What to work on: The response must restate the data exactly, with nothing left out.

Dataset rows for apps and sites:
_ _ _

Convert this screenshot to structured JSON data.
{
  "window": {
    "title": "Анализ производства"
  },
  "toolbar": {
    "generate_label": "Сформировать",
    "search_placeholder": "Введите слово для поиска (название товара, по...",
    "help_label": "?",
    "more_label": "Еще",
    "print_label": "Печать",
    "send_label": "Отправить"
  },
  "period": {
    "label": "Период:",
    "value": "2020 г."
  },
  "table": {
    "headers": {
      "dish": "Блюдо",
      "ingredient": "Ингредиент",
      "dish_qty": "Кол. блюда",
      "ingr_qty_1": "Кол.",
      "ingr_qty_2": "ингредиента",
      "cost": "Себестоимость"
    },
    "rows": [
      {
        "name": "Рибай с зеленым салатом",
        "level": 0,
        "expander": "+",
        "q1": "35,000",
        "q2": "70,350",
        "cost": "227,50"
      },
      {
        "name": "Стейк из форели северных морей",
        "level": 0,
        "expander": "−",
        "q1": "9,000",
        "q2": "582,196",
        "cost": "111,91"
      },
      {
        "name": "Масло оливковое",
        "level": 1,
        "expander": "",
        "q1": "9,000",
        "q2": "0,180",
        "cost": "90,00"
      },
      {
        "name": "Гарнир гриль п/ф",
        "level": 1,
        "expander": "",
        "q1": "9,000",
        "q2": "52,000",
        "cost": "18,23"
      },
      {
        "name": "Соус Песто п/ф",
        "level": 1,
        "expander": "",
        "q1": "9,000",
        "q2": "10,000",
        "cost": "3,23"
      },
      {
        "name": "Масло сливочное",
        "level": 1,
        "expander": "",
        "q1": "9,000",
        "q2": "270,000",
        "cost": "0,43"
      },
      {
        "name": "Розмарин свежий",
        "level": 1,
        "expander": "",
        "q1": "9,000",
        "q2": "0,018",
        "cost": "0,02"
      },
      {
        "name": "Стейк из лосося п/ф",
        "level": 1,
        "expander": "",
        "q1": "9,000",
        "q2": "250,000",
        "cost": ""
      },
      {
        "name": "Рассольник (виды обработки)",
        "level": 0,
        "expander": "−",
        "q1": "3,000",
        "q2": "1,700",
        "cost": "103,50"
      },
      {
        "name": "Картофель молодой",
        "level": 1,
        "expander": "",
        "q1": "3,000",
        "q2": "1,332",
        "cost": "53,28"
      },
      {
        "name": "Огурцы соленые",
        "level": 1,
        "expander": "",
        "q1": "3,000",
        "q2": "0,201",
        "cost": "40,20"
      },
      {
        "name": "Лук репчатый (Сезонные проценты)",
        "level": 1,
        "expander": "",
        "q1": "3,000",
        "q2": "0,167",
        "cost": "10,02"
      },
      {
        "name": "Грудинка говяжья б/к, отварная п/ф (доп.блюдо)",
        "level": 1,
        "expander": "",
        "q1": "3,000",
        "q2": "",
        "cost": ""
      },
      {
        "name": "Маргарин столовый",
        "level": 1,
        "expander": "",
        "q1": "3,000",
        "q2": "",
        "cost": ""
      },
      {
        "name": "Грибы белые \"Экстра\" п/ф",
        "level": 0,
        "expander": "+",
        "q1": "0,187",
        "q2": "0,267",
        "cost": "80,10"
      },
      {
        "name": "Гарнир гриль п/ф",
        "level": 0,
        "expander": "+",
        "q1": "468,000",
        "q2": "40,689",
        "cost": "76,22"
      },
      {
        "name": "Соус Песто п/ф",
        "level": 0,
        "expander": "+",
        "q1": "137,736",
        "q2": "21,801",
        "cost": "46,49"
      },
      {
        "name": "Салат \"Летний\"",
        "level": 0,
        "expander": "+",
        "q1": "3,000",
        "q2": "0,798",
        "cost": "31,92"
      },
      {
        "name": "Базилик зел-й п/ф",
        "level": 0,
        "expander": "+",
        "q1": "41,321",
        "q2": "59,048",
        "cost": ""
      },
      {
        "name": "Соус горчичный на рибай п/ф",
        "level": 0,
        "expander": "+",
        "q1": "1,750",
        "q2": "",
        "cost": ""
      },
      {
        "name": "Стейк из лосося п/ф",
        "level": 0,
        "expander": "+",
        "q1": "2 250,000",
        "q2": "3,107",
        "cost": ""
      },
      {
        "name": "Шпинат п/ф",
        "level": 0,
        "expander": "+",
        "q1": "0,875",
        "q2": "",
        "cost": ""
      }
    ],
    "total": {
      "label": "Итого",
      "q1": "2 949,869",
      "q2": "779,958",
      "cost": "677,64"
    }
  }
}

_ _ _

Reply:
Convert this screenshot to structured JSON data.
{
  "window": {
    "title": "Анализ производства"
  },
  "toolbar": {
    "generate_label": "Сформировать",
    "search_placeholder": "Введите слово для поиска (название товара, по...",
    "help_label": "?",
    "more_label": "Еще",
    "print_label": "Печать",
    "send_label": "Отправить"
  },
  "period": {
    "label": "Период:",
    "value": "2020 г."
  },
  "table": {
    "headers": {
      "dish": "Блюдо",
      "ingredient": "Ингредиент",
      "dish_qty": "Кол. блюда",
      "ingr_qty_1": "Кол.",
      "ingr_qty_2": "ингредиента",
      "cost": "Себестоимость"
    },
    "rows": [
      {
        "name": "Рибай с зеленым салатом",
        "level": 0,
        "expander": "+",
        "q1": "35,000",
        "q2": "70,350",
        "cost": "227,50"
      },
      {
        "name": "Стейк из форели северных морей",
        "level": 0,
        "expander": "−",
        "q1": "9,000",
        "q2": "582,196",
        "cost": "111,91"
      },
      {
        "name": "Масло оливковое",
        "level": 1,
        "expander": "",
        "q1": "9,000",
        "q2": "0,180",
        "cost": "90,00"
      },
      {
        "name": "Гарнир гриль п/ф",
        "level": 1,
        "expander": "",
        "q1": "9,000",
        "q2": "52,000",
        "cost": "18,23"
      },
      {
        "name": "Соус Песто п/ф",
        "level": 1,
        "expander": "",
        "q1": "9,000",
        "q2": "10,000",
        "cost": "3,23"
      },
      {
        "name": "Масло сливочное",
        "level": 1,
        "expander": "",
        "q1": "9,000",
        "q2": "270,000",
        "cost": "0,43"
      },
      {
        "name": "Розмарин свежий",
        "level": 1,
        "expander": "",
        "q1": "9,000",
        "q2": "0,018",
        "cost": "0,02"
      },
      {
        "name": "Стейк из лосося п/ф",
        "level": 1,
        "expander": "",
        "q1": "9,000",
        "q2": "250,000",
        "cost": ""
      },
      {
        "name": "Рассольник (виды обработки)",
        "level": 0,
        "expander": "−",
        "q1": "3,000",
        "q2": "1,700",
        "cost": "103,50"
      },
      {
        "name": "Картофель молодой",
        "level": 1,
        "expander": "",
        "q1": "3,000",
        "q2": "1,332",
        "cost": "53,28"
      },
      {
        "name": "Огурцы соленые",
        "level": 1,
        "expander": "",
        "q1": "3,000",
        "q2": "0,201",
        "cost": "40,20"
      },
      {
        "name": "Лук репчатый (Сезонные проценты)",
        "level": 1,
        "expander": "",
        "q1": "3,000",
        "q2": "0,167",
        "cost": "10,02"
      },
      {
        "name": "Грудинка говяжья б/к, отварная п/ф (доп.блюдо)",
        "level": 1,
        "expander": "",
        "q1": "3,000",
        "q2": "",
        "cost": ""
      },
      {
        "name": "Маргарин столовый",
        "level": 1,
        "expander": "",
        "q1": "3,000",
        "q2": "",
        "cost": ""
      },
      {
        "name": "Грибы белые \"Экстра\" п/ф",
        "level": 0,
        "expander": "+",
        "q1": "0,187",
        "q2": "0,267",
        "cost": "80,10"
      },
      {
        "name": "Гарнир гриль п/ф",
        "level": 0,
        "expander": "+",
        "q1": "468,000",
        "q2": "40,689",
        "cost": "76,22"
      },
      {
        "name": "Соус Песто п/ф",
        "level": 0,
        "expander": "+",
        "q1": "137,736",
        "q2": "21,801",
        "cost": "46,49"
      },
      {
        "name": "Салат \"Летний\"",
        "level": 0,
        "expander": "+",
        "q1": "3,000",
        "q2": "0,798",
        "cost": "31,92"
      },
      {
        "name": "Базилик зел-й п/ф",
        "level": 0,
        "expander": "+",
        "q1": "41,321",
        "q2": "59,048",
        "cost": ""
      },
      {
        "name": "Соус горчичный на рибай п/ф",
        "level": 0,
        "expander": "+",
        "q1": "1,750",
        "q2": "",
        "cost": ""
      },
      {
        "name": "Стейк из лосося п/ф",
        "level": 0,
        "expander": "+",
        "q1": "2 250,000",
        "q2": "3,107",
        "cost": ""
      },
      {
        "name": "Шпинат п/ф",
        "level": 0,
        "expander": "+",
        "q1": "0,875",
        "q2": "",
        "cost": ""
      }
    ],
    "total": {
      "label": "Итого",
      "q1": "2 949,869",
      "q2": "779,958",
      "cost": "677,64"
    }
  }
}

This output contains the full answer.